The Needle-(nose): “Yeah. I saw that Mercedes window regulator you have on Craigslist for $80. I have $20 cash and I’ll take it off your hands. Will you take 20?”…

Five minutes later…”Will you take 25? No? Well call me when you’re ready to sell!”

Text, fifteen minutes later: “Cmn man! I ned it! Ur car a deesl?”

Seven texts later: “OK30. Final ofr!”

Two days later: “Stel god it?”

NOTE: This is by far the #1 reason why most dealers won’t part out a crappy car on Craigslist anymore.

The “I don’t know.”: “Hi there. I’m looking for a car.”

Me: “Great. I have plenty available. What’s your price range and what models interest you?”

IDK: “I don’t know. I’m just looking for something that is safe and reliable.”

Me: “Well, I have a 2003 Volvo S40 for $5000. It was dealer maintained since day one and I can email the Carfax and pictures if you like.”

IDK: “I don’t want a European car.”

Me: “Do you want  American, Korean, or Japanese?”

IDK: “I don’t know. I’m just looking for a car.”

Me: “Well, what price range are you looking for?”

IDK: It doesn’t matter. I’m just looking for A to B.

Me: “Well, I have an 02 Corolla. It…”

IDK: I want something bigger and newer.

NOTE: Fifteen minutes later you will find out that they want to spend no more than $5000 on a five year old car… with leather.. and it must be a Toyota Camry LE.

The Life Story! : 

Me: Hello?

“Yes, I’m calling about that 1998 Subaru Outback. You know I used to have one of those and let me tell you… those cars…”

Fifteen minutes and 1 very strong cup of coffee later…

“Well, I’m just looking. But call me if any more of those get in…”

NOTE: On a slow day the Life Story can be one of your most enjoyable customers because they actually know something about cars. The life story is more often than not a bored enthusiast who also has a long list of hobbies, random stories involving their kids, and an unusual desire for “that one car”. I even had one fly down to pick up a car from me, sight unseen.

The “I saw it on TV” Caller #22:

Me: Hello?

TV: “Wha-cha got for a thousand dollars!”

Me: “I’m sorry. What is it you’re looking for?”

TV: “I’m a wholesaler. I’m looking for a cheap thousand dollar car. I need one with a good engine and good transmission.

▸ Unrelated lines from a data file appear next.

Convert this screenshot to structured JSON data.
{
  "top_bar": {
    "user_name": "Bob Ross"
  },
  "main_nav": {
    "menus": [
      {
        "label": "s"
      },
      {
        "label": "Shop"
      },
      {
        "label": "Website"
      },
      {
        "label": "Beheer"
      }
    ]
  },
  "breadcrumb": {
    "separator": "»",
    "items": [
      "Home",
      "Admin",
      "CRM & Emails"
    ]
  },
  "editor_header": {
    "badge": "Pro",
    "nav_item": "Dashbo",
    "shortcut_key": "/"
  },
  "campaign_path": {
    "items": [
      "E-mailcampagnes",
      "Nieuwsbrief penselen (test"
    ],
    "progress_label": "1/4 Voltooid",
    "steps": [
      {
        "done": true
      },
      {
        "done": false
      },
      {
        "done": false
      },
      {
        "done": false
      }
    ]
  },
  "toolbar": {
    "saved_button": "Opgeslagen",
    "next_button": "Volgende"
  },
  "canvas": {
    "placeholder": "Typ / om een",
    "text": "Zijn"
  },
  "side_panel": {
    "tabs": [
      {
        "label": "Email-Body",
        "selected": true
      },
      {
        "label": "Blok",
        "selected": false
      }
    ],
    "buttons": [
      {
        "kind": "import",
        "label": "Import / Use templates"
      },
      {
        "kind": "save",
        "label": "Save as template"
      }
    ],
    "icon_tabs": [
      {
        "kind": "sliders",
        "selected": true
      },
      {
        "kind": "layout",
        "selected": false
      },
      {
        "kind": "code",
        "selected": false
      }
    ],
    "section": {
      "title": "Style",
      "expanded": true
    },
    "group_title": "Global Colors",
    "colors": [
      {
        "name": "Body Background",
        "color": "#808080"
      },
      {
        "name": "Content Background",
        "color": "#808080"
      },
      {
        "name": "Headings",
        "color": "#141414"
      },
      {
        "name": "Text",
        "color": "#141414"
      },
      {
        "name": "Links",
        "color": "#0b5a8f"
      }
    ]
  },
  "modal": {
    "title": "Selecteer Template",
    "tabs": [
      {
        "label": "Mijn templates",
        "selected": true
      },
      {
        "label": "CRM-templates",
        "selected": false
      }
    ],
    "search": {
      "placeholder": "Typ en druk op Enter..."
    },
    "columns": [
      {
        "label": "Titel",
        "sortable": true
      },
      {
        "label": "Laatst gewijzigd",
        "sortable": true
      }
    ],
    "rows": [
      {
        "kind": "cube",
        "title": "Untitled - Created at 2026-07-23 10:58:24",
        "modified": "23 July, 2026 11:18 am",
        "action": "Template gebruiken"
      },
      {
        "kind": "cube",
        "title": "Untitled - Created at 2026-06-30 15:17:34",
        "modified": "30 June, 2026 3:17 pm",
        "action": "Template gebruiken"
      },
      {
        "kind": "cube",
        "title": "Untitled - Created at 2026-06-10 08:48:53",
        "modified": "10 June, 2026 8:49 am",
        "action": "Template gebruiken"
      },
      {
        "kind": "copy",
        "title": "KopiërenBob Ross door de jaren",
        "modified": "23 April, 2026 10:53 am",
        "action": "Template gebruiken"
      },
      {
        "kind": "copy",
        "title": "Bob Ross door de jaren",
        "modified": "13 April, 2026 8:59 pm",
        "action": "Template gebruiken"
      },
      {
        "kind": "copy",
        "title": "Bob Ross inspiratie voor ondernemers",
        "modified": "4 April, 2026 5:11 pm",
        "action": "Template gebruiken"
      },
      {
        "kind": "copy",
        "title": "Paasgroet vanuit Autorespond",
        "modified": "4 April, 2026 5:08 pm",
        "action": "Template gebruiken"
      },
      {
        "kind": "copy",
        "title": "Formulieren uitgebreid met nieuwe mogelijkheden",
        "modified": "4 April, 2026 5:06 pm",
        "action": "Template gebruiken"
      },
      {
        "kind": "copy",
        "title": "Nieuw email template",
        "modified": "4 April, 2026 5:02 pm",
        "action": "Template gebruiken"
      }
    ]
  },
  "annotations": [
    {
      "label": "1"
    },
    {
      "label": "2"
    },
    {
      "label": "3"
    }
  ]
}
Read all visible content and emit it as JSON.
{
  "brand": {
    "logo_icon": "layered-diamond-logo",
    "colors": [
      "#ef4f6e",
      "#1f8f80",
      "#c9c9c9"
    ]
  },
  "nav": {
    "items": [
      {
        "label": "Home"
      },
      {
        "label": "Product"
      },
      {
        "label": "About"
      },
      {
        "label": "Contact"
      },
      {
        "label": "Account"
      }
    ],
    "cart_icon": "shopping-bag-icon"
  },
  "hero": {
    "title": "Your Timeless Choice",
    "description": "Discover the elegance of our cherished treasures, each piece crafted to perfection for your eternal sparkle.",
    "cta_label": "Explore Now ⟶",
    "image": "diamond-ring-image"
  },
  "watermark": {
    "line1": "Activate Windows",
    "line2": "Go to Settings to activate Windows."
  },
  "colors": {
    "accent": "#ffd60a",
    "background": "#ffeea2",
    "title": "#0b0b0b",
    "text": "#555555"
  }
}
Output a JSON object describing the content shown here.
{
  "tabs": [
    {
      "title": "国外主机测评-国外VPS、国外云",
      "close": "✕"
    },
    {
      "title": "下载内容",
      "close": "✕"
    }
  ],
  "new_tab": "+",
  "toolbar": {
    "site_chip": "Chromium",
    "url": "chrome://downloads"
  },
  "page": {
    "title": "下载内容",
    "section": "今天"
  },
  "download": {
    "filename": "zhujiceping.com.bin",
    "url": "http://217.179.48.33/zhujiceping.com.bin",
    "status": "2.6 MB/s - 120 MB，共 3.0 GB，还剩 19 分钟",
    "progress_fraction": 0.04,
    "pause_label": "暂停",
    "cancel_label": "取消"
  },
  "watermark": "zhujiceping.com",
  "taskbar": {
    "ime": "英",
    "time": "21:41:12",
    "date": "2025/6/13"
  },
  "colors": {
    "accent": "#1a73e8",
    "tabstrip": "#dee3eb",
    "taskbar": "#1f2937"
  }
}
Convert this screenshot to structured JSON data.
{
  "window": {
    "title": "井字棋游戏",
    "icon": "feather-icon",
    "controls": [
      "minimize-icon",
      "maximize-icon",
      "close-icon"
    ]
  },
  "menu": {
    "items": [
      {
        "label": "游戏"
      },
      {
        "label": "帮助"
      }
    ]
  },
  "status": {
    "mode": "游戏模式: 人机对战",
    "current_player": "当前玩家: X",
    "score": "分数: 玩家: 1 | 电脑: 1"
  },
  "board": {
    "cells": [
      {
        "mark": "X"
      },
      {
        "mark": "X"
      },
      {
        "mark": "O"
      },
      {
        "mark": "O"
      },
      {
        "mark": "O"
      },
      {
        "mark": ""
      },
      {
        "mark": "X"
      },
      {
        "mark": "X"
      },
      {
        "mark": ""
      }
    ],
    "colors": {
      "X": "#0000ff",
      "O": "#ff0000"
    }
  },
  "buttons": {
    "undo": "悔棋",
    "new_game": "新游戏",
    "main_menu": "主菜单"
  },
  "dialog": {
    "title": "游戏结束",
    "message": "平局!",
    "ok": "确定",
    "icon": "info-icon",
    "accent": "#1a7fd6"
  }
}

I wholesale cars.”

Me: “Where are you out of?”

TV: “Well… umm… I live in Marietta.”

Me: “Why are you telling me you “live” in Marietta if you’re a wholesaler?”

TV: “Well, I’m just getting started.”

Me: “OK then. Where is your place? I know plenty of wholesalers out of Marietta. None of them sell thousand dollar cars out of their home.”

NOTE:  Most TV customers have visited public auctions and haven’t quite grasped the fact that cheap cars at those sales are cheap for a reason. Most cars wholesaled for $1000 these days are worth more parted out than kept together.

I usually average about two to three of these calls a month.

Every business deals with these types of customers in one form or another. So since we’re headed to the thick of another nice long three day weekend, feel free to share your stories. All the best!

]]> 47